People wonder out loud why "they" make parody movies. I’ve heard the speculations: the spoofs turn a quick profit. People talk about Epic Movie and Scary Movie and like they are from the same entity, that always earns a fat margin. They are not and they often do not. The truth is, the Scary Movie franchise, and the other “____ Movies” are far flung from the original surprise success conceptualized by three of the 87 Wayans Brothers. They are heterogeneous and disconnected business ventures, with producers ranging from the Twi-hards at Lionsgate, to the incorrigible David Zucker of Airplane! and The Naked Gun. Not all of them turn a profit.
Moreover, with the release of Scary Movie 5 this weekend comes the departure of Anna Farris, the perennial lead and in-house muse of the spoof series.

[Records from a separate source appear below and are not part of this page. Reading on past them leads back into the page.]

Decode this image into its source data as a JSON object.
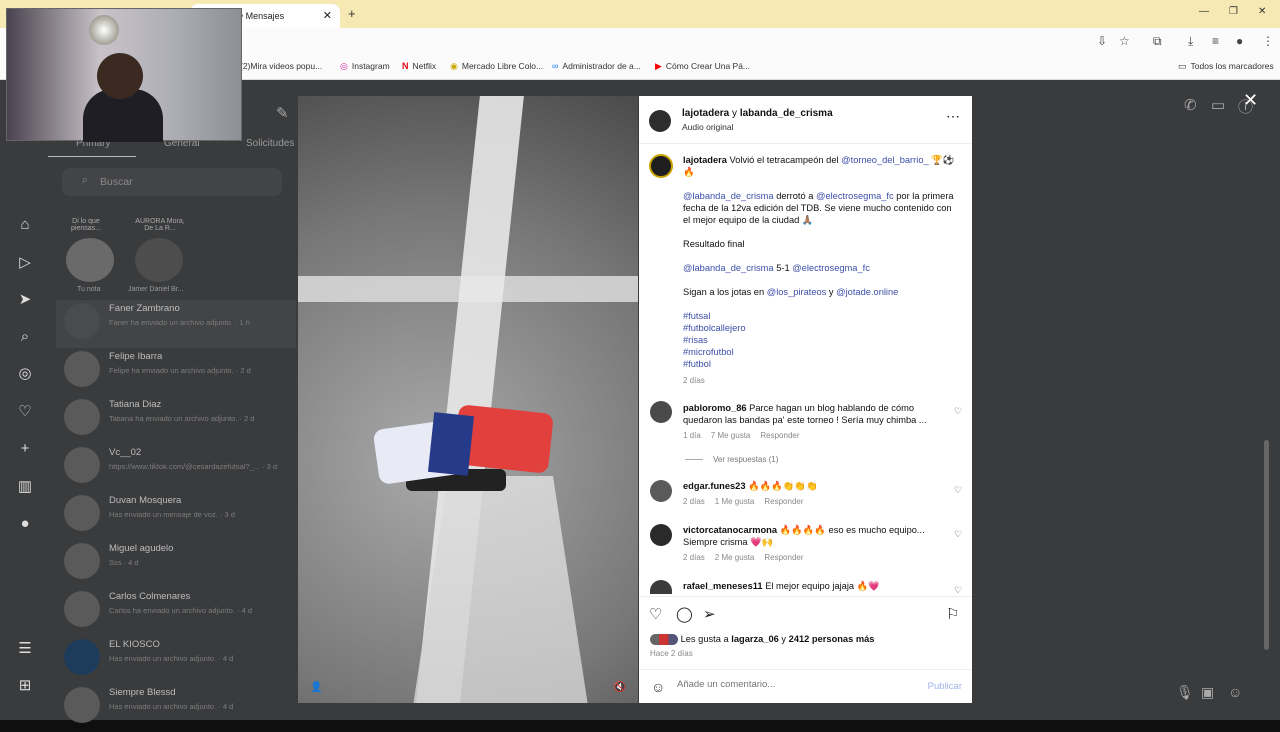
{
  "browser": {
    "tab_title": "• Mensajes",
    "bookmarks": [
      "(2)Mira videos popu...",
      "Instagram",
      "Netflix",
      "Mercado Libre Colo...",
      "Administrador de a...",
      "Cómo Crear Una Pá..."
    ],
    "all_bookmarks": "Todos los marcadores"
  },
  "inbox": {
    "tabs": [
      "Primary",
      "General",
      "Solicitudes"
    ],
    "search_placeholder": "Buscar",
    "notes": [
      {
        "text": "Di lo que piensas...",
        "label": "Tu nota"
      },
      {
        "text": "AURORA Mora, De La R...",
        "label": "Jamer Daniel Br..."
      }
    ],
    "chats": [
      {
        "name": "Faner Zambrano",
        "preview": "Faner ha enviado un archivo adjunto. · 1 h"
      },
      {
        "name": "Felipe Ibarra",
        "preview": "Felipe ha enviado un archivo adjunto. · 2 d"
      },
      {
        "name": "Tatiana Diaz",
        "preview": "Tatiana ha enviado un archivo adjunto. · 2 d"
      },
      {
        "name": "Vc__02",
        "preview": "https://www.tiktok.com/@cesardazefutsal?_... · 3 d"
      },
      {
        "name": "Duvan Mosquera",
        "preview": "Has enviado un mensaje de voz. · 3 d"
      },
      {
        "name": "Miguel agudelo",
        "preview": "Sss · 4 d"
      },
      {
        "name": "Carlos Colmenares",
        "preview": "Carlos ha enviado un archivo adjunto. · 4 d"
      },
      {
        "name": "EL KIOSCO",
        "preview": "Has enviado un archivo adjunto. · 4 d"
      },
      {
        "name": "Siempre Blessd",
        "preview": "Has enviado un archivo adjunto. · 4 d"
      }
    ]
  },
  "post": {
    "header_user1": "lajotadera",
    "header_and": " y ",
    "header_user2": "labanda_de_crisma",
    "audio": "Audio original",
    "caption_user": "lajotadera",
    "caption_line1": "Volvió el tetracampeón del",
    "caption_mention1": "@torneo_del_barrio_",
    "p2_mention1": "@labanda_de_crisma",
    "p2_text1": "derrotó a",
    "p2_mention2": "@electrosegma_fc",
    "p2_text2": "por la primera fecha de la 12va edición del TDB. Se viene mucho contenido con el mejor equipo de la ciudad 🙏🏽",
    "p3": "Resultado final",
    "p4_mention1": "@labanda_de_crisma",
    "p4_score": "5-1",
    "p4_mention2": "@electrosegma_fc",
    "p5_text": "Sigan a los jotas en",
    "p5_mention1": "@los_pirateos",
    "p5_and": "y",
    "p5_mention2": "@jotade.online",
    "hashtags": [
      "#futsal",
      "#futbolcallejero",
      "#risas",
      "#microfutbol",
      "#futbol"
    ],
    "caption_age": "2 días",
    "comments": [
      {
        "user": "pabloromo_86",
        "text": "Parce hagan un blog hablando de cómo quedaron las bandas pa' este torneo ! Sería muy chimba ...",
        "age": "1 día",
        "likes": "7 Me gusta",
        "reply": "Responder"
      },
      {
        "user": "edgar.funes23",
        "text": "🔥🔥🔥👏👏👏",
        "age": "2 días",
        "likes": "1 Me gusta",
        "reply": "Responder"
      },
      {
        "user": "victorcatanocarmona",
        "text": "🔥🔥🔥🔥 eso es mucho equipo... Siempre crisma 💗🙌",
        "age": "2 días",
        "likes": "2 Me gusta",
        "reply": "Responder"
      },
      {
        "user": "rafael_meneses11",
        "text": "El mejor equipo jajaja 🔥💗"
      }
    ],
    "view_replies": "Ver respuestas (1)",
    "likes_prefix": "Les gusta a",
    "likes_user": "lagarza_06",
    "likes_mid": "y",
    "likes_count": "2412 personas más",
    "posted_ago": "Hace 2 días",
    "comment_placeholder": "Añade un comentario...",
    "publish": "Publicar"
  }
}
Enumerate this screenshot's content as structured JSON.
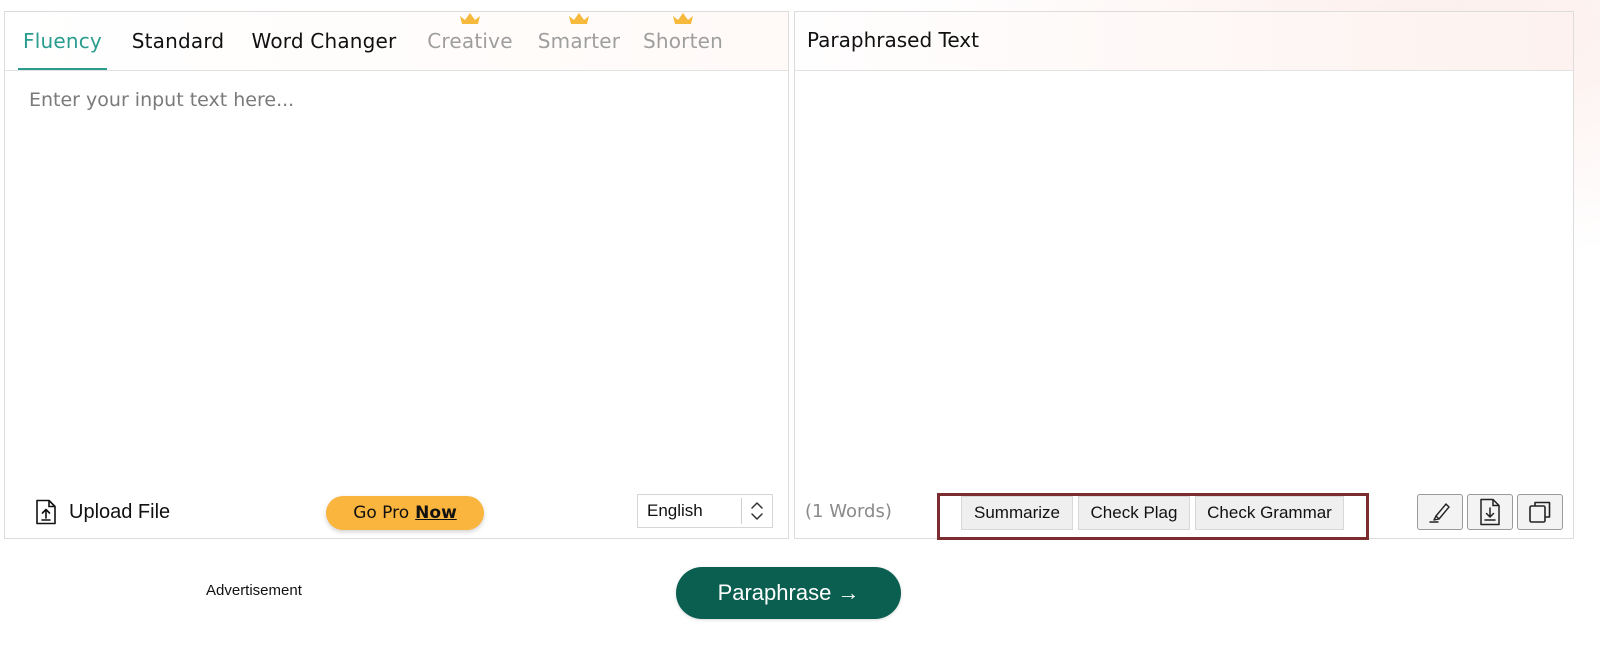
{
  "tabs": [
    {
      "label": "Fluency",
      "state": "active",
      "pro": false
    },
    {
      "label": "Standard",
      "state": "normal",
      "pro": false
    },
    {
      "label": "Word Changer",
      "state": "normal",
      "pro": false
    },
    {
      "label": "Creative",
      "state": "locked",
      "pro": true
    },
    {
      "label": "Smarter",
      "state": "locked",
      "pro": true
    },
    {
      "label": "Shorten",
      "state": "locked",
      "pro": true
    }
  ],
  "input": {
    "placeholder": "Enter your input text here...",
    "value": ""
  },
  "upload": {
    "label": "Upload File",
    "icon": "file-upload-icon"
  },
  "gopro": {
    "text": "Go Pro",
    "emphasis": "Now"
  },
  "language": {
    "selected": "English",
    "icon": "up-down-chevron-icon"
  },
  "output": {
    "title": "Paraphrased Text",
    "word_count": "(1 Words)"
  },
  "tools": {
    "summarize": "Summarize",
    "check_plag": "Check Plag",
    "check_grammar": "Check Grammar"
  },
  "icons": {
    "highlighter": "highlighter-icon",
    "download": "download-file-icon",
    "copy": "copy-icon"
  },
  "advertisement": "Advertisement",
  "paraphrase_button": "Paraphrase →",
  "colors": {
    "accent": "#2a9d8f",
    "gopro": "#f9b53e",
    "primary_button": "#0b5f51",
    "highlight_border": "#7b2c2f",
    "crown": "#f6b93b"
  }
}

The franchise we know and don’t really love is a perpetual parody machine without any of its former reoccurring veins, and therefore has a sense of history that only extends to yesteryear’s most overexposed head-ache inducing trends. Why keep up the old circus? The spoof movie is as obsolete as the Simpsons, another beloved pleasure of mine that has past its prime. Both The Simpsons and The Scary Movies take too long to cook up to be current like TV poke-funners such as NBC’s stalwart Saturday Night Live, and so they shellac stale subject matter, and in doing so, the creators come off like hacks. In this most recent Scary Movie, there is prominent mockery of Inception, which came out three years ago! In parody time, this is an ancient generation dug up. Just in that epoch, Jon Stewart went from being the deadpan guy on Cable news comedy, to being one of the most trusted people in interview journalism. South Park went from being a show about poop jokes, to being America’s most biting satire, then it had an existential crisis, and then went back to doing poop jokes. The jesters of comedy central are now stars on Broadway and faux politicians.
Ultimately, I think the existential angst runs deep in a slap-sticky, shameless effort to mock pop culture, and I like that. Too many movies attempt to make the viewer confront the "ills" of society, and of all those ills, the one least mentioned is the fact that there are too many movies, and too many hastags, and too many d-list celebrities, and too many objects in pop-culture. I still retain the sick joy that is an abundant experience in any given Scary Movie, in any situation. On DVD, it is ironic joy worthy of a few friends and a night of jeering. On network television, a scary movie is the perfect thing to flip on for about thirty seconds before switching to other programming. Even the trailers are a good time, especially the trailers. I watch a montage of farcical bathroom humor masquerading as fairly recent horror plots, and I hear the undead. Soul-wanting shrieks from society’s echo chamber crescendo in an awesome wave: tell me that isn’t scary.